The Plains at Night

The Plains is a small, picturesque town not far from where I live. I stop there frequently on my bikes while coming home from points west. Or sometimes I'll just stop by in the truck and walk around the intersection that serves as the "main drag," taking a few pictures. What the place lacks in size, it makes up for in character and history.

Here is a small web gallery of a few images I captured one cold winter night.



Cherry Blossoms, Washington DC, 2010

Working in DC has its advantages. One being that when something happens, like the cherry blossoms being in bloom, it's not too hard to get down to the Mall and the Tidal Basin. Just walk on down. And since I usually get to work by 6am anyway, I didn't even have to get up earlier than usual.

And so it was that on the Friday I determined to go down there, I brought a bag with a bunch of my Leica gear - M9, 35 Lux ASPH, 50 Lux ASPH, and my 75 Cron ASPH. I also brought my M7, a few of my last remaining rolls of Kodachrome 64, and a tripod. By the time I got to work I had decided to keep it simple... I shoved a spare battery and SD card in my pocket and picked up the M9 with its mounted 50mm lens, leaving everything else.

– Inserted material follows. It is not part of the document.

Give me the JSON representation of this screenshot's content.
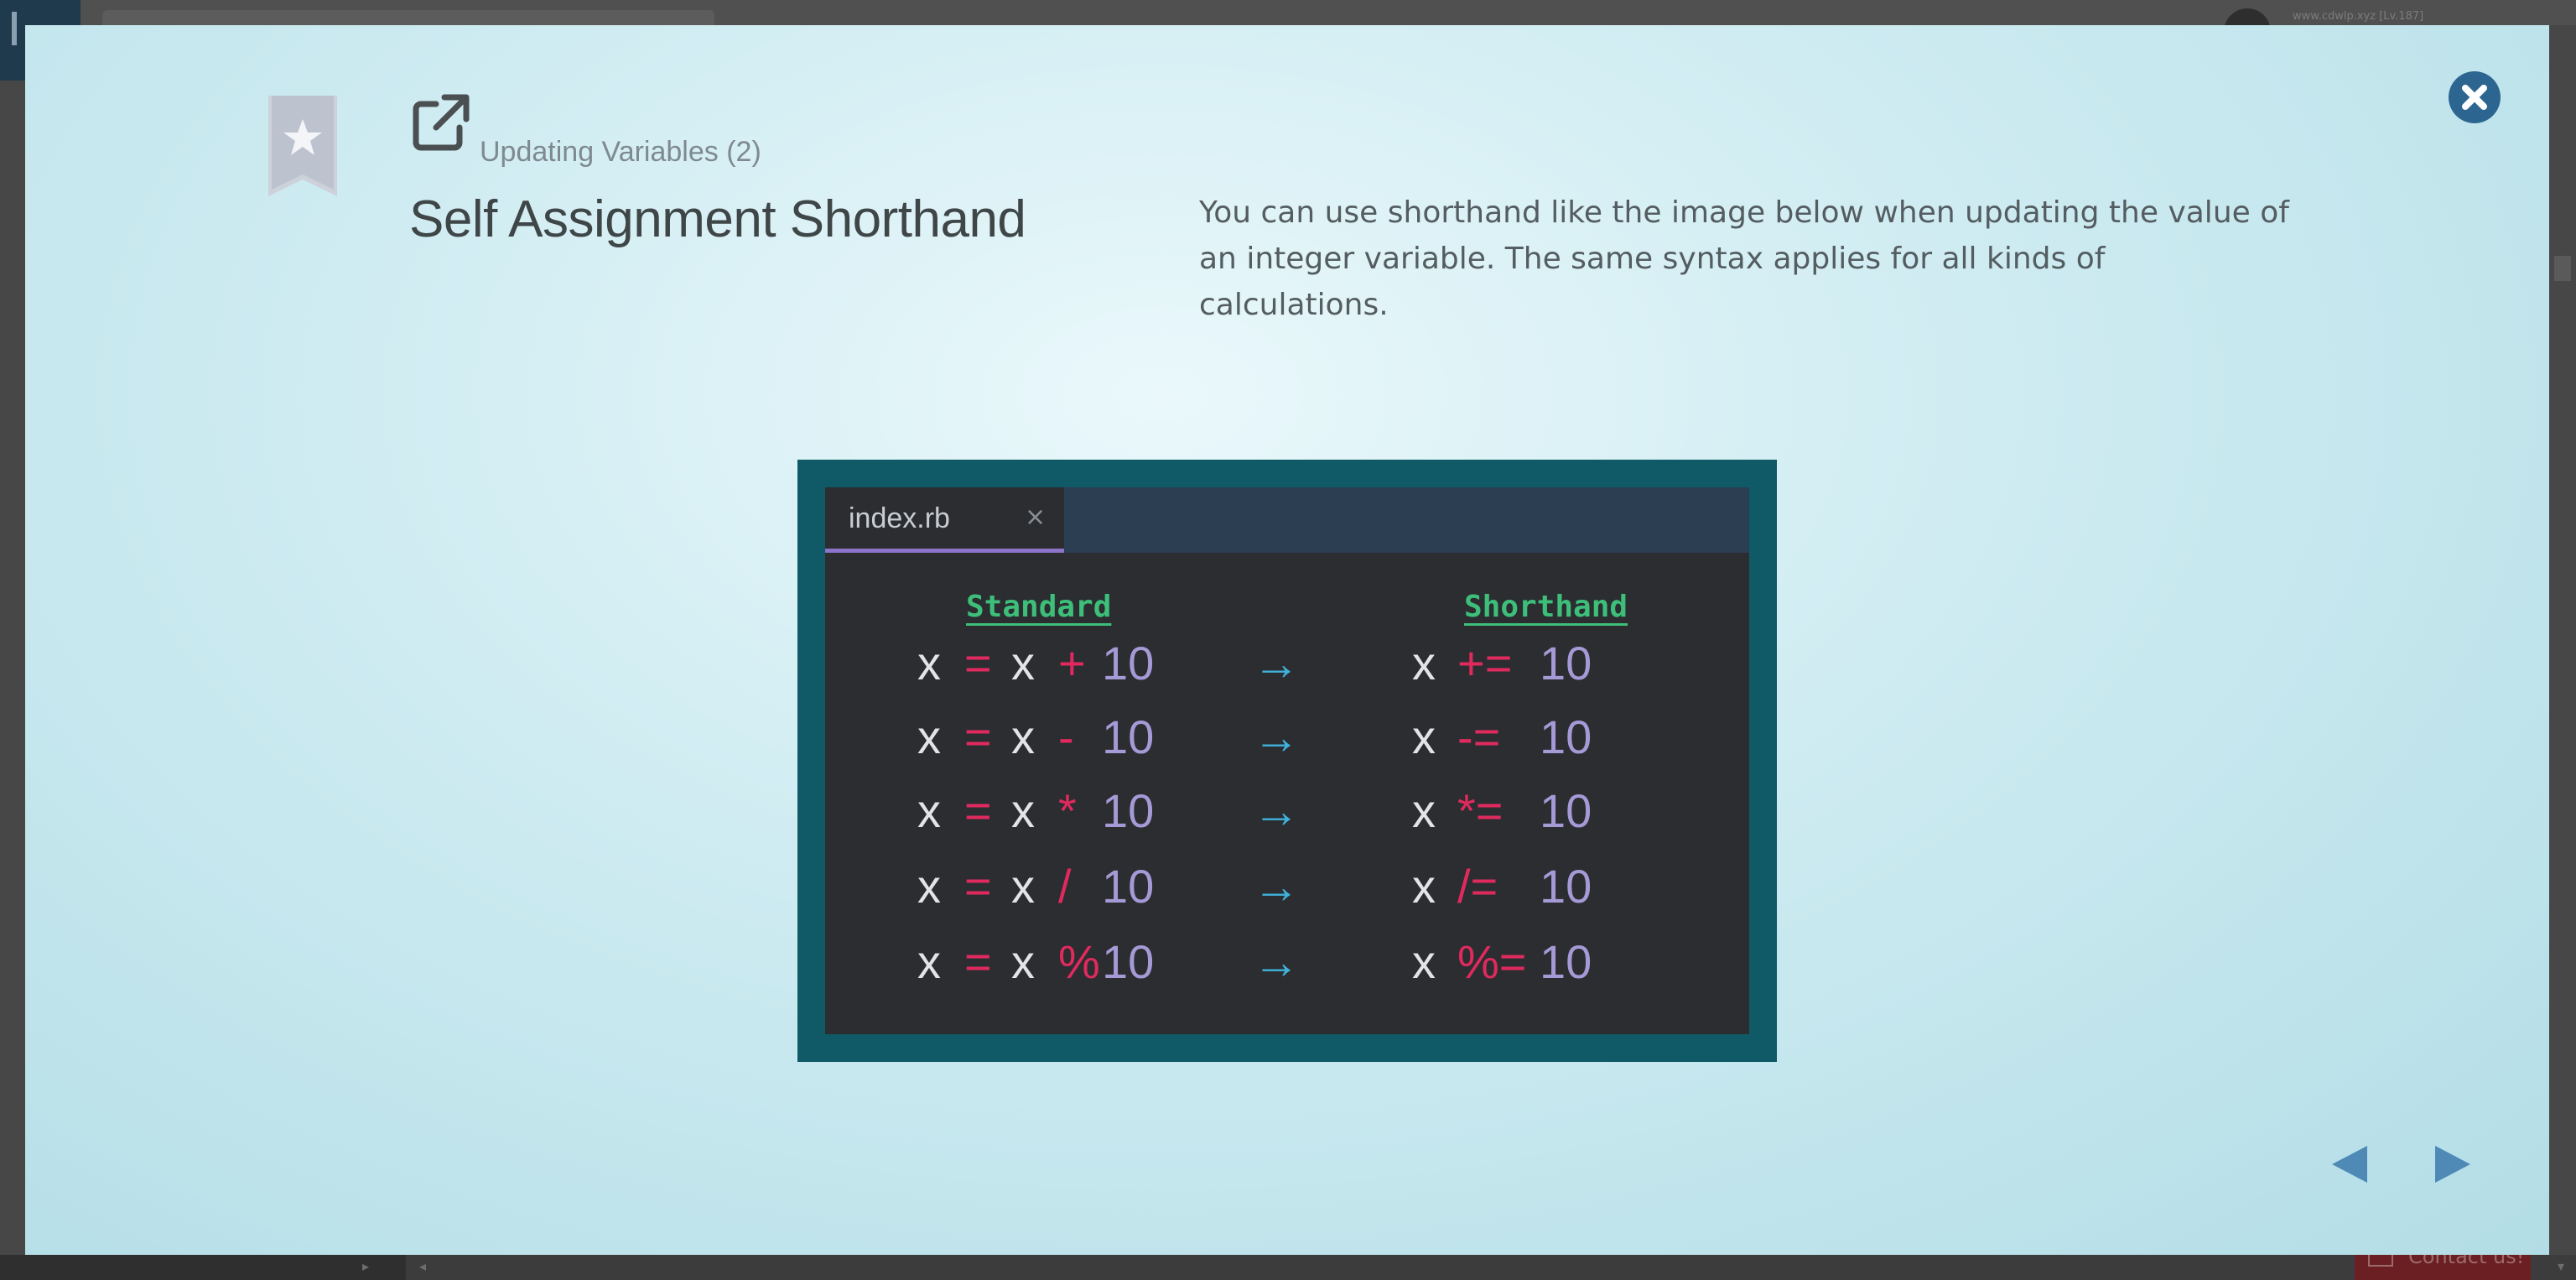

Simple is good.

Back in the office by 8:45am, I worked the day and then did a reprise, walking down once again in the evening. Beautiful day.



New York City, March 2010

Despite living only a handful of hours away, I'm sad to say I that as 2009 drew to a close I had never been to New York City. Well, better late than never. All it took was a little serendipity.

Thorsten Overgaard (link here) a professional photographer from Denmark whose work I admire, announced that he would be holding a photo seminar there in early March. I figured what the heck. If I signed up it would compel me to make that visit I had too often put off.

And so I did, and it did.

It was great meeting Thorsten and the rest of my crewmates. It was terrific spending so much time thinking about photography, talking about photography, and actually doing photography. And New York is an amazing place. I definitely will go back.

Here are some images from my little 4-day trip.



Of Lenses and Cameras

On not letting the perfection of gear become an obsession



The Film/Digital Divide

A few thoughts on the much-overdone film vs. digital debate.



Jeff's Darkroom in a Box

Don't have a darkroom? Neither do I.



Black and White Film Developing

The process of developing black & white film is actually quite simple.



Film Developing in a Digital Age

Acknowledging that film gets alloted but a portion of my photographic time these days, I try to simplify my darkroom process to make it a bit less time-intrusive.